    • Alone, seriously injured or severely emaciated, and no mother has been observed for the last 1-2 hours.

Sub-adult or adult:

    • Not visibly injured and has been observed continuously on land for 24 hours and is acting abnormally. Please be aware that sea otters do haul out on land occasionally to rest.
    • Visibly injured or severely emaciated and observed continuously for several hours.
    • It is a public safety issue; the sea otter is on a crowded beach and there are a lot of people and dogs.

Walrus:
The circumstances where it may generally be appropriate for a walrus to be remove from the wild are as follows;

Dependent calf (less than 2 years old; 120-250 lbs):
    • Alone, not injured, observed continuously for 48 hours and no mother has been seen in the vicinity.
    • Alone, seriously injured or severely emaciated, and no mother has been observed for the last 1-2 hours.

Sub-adult or adult:

    • Sub-adult and adult walrus are generally not suitable candidates for removal because of their large size, aggressive nature, and resistance to immobilizing drugs. The most likely course of action for an injured sub-adult or adult walrus is euthanasia. Euthanasia will only be considered if the animal is visibly injured and acting abnormally (e.g., impaired motor skills). Please be aware that walrus routinely haul out on land for up to several days at a time.
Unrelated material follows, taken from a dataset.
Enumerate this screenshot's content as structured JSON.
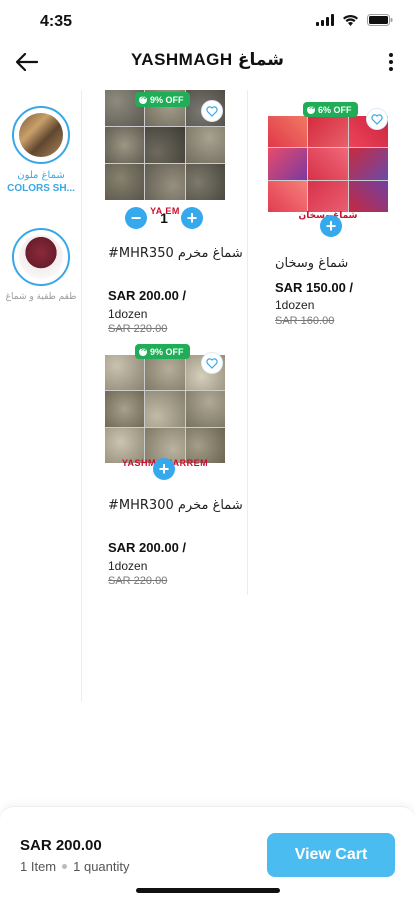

Animals can only be picked up by an authorized individual. For more details on how to become an official part of the Stranding Response Network please contact the National Marine Fisheries Service or the Fish and Wildlife Service. If a biologist from the Fish and Wildlife Service, or a rehabilitator from the SeaLife Center, is not available to respond to the scene then, as a last resort, the Fish and Wildlife Service can verbally authorize someone to pick the animal up. However, this would be a one time authorization on a case-by-case basis.

What to do if you find a dead sea otter
The carcass of a freshly dead sea otter can provide important information to help biologists understand their natural history and physiology. The Fish and Wildlife Service is especially interested in obtaining sea otters that have recently died because of the current decline of the population in southwest Alaska.

If you find sea otter carcass, please contact the Marine Mammals Management office of the Fish and Wildlife Service at 1-800-362-5148 or the Alaska SeaLife Center at 1-888-774-7325.

The carcass is less than 24 hours old if:

  • There are no maggots or fly eggs on or under the body
  • There is no foul odor or dark brown/ black fluid emanating from body
  • The eyes are present and not wrinkled or shrunken
  • The animal was observed alive within the last 12 hours, i.e., not observed dead for more than 12 hours.
  • The body is intact and not scavenged
  • The fur does not pull free in clumps when grasped

If you find a dead sea otter that is less than 24 hours old, please give us a call and we will arrange for shipment back to our laboratory. Do not disturb the carcass until you have contacted the Fish and Wildlife Service or the Alaska SeaLife Center. However, if the tides, predators or people may disturb the carcass, please secure it. Be prepared to give the exact location and take photographs if possible. Your help in collecting this information is invaluable.

AKStrandNet Iocn for iPhone app.An iPhone app for the Alaska Marine Mammal Stranding Network is available

This app will allow you to take and submit photos of dead and live stranded marine mammals in Alaska. Together with your photo, the location of the marine mammal is pinpointed with a GPS code generated by your phone. Your submissions are reviewed by wildlife experts and will mobilize an effort to recover the sick or orphaned animal for rehabilitation and the dead animal for testing. You can also directly contact the stranding hotline through this app, thereby facilitating immediate rescue and recovery efforts by trained responders.

Alaska Strand Net App view
Alaska Strand Net App view 2

 

Last updated: July 2014